** Opening RECORDS FOR THIS TASK block **
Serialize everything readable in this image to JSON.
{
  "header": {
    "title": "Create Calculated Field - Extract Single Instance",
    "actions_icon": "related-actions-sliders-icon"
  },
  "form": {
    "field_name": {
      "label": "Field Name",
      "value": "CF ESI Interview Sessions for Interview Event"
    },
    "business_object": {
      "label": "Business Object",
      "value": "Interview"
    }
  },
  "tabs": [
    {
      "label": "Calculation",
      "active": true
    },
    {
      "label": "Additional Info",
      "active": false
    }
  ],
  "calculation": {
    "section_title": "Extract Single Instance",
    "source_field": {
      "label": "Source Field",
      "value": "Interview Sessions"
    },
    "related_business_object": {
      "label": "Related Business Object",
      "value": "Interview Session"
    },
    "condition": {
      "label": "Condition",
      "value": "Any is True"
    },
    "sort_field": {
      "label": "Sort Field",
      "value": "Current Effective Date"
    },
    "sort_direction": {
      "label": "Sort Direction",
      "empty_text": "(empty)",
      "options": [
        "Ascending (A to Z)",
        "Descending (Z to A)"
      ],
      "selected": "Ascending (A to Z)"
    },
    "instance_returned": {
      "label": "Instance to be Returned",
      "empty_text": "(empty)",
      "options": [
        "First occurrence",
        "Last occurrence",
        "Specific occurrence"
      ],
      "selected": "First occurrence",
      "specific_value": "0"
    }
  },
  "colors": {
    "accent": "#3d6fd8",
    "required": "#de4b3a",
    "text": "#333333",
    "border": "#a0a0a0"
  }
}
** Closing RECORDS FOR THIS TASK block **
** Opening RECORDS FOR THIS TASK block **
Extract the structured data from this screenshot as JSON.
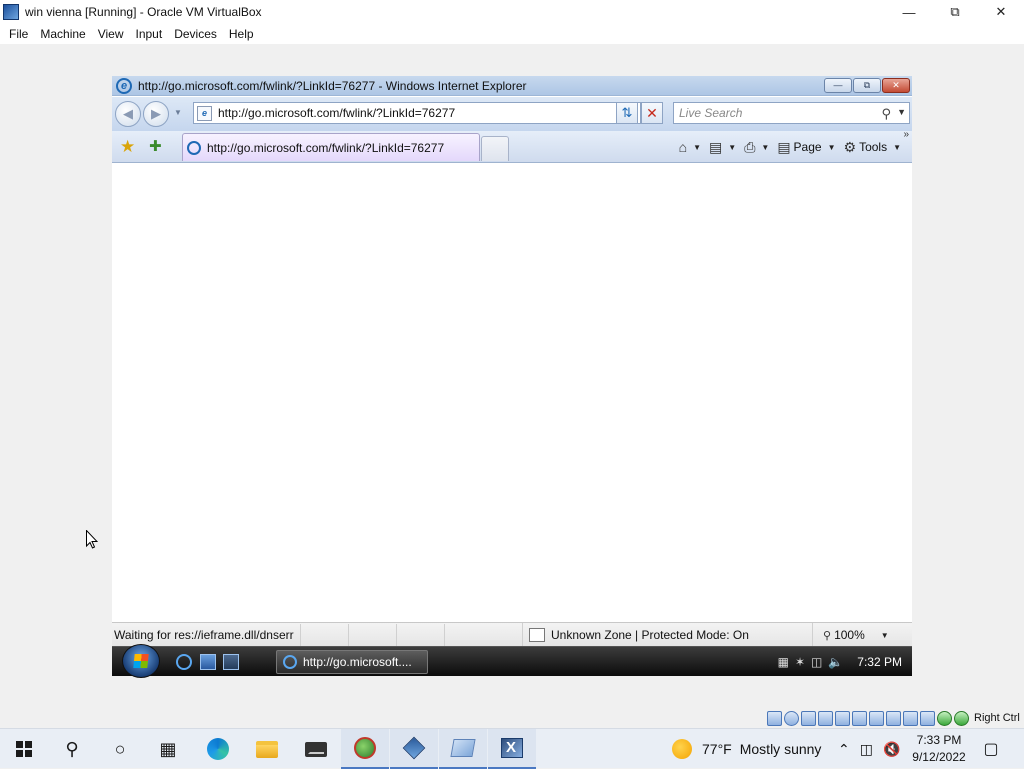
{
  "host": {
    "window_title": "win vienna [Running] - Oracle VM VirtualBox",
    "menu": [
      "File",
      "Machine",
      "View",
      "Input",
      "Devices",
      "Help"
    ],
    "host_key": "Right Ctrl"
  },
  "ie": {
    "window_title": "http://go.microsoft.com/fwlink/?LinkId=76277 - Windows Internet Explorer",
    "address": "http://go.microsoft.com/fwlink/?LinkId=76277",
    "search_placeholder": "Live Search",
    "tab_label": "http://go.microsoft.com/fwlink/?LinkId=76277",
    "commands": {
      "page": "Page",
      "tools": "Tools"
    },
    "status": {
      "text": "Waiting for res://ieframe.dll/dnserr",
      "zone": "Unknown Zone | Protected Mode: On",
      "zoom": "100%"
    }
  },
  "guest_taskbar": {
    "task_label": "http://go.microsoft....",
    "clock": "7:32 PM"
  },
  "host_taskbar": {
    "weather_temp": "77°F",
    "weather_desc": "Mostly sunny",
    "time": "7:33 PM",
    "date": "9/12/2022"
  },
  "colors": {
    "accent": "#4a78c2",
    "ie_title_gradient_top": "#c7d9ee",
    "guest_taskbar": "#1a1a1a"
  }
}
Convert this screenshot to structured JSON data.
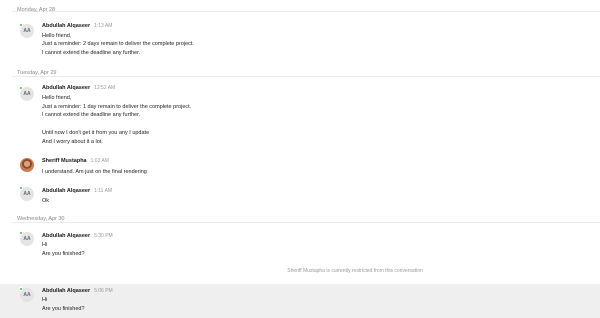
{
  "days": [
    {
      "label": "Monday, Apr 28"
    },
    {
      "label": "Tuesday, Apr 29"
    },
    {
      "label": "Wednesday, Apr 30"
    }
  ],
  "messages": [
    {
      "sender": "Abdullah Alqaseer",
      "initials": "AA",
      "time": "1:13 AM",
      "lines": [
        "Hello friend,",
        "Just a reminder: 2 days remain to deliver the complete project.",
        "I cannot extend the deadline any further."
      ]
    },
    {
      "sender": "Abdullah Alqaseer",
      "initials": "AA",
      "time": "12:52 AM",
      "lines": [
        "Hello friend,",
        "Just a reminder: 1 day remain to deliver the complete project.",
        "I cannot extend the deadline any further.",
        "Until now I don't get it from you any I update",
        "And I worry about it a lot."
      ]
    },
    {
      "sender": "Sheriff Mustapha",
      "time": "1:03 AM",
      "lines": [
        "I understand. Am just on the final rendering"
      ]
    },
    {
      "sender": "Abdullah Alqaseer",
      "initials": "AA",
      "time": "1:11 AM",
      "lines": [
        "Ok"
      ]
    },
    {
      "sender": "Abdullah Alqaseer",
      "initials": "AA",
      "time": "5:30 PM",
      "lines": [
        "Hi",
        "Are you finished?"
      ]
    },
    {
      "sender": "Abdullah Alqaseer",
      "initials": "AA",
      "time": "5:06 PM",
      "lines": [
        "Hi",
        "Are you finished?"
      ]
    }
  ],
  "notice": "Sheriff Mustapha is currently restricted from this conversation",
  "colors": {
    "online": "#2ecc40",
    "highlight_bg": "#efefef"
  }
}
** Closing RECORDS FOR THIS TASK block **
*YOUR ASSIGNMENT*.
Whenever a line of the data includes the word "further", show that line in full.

*YOUR SOLUTION*.
        "I cannot extend the deadline any further."
        "I cannot extend the deadline any further.",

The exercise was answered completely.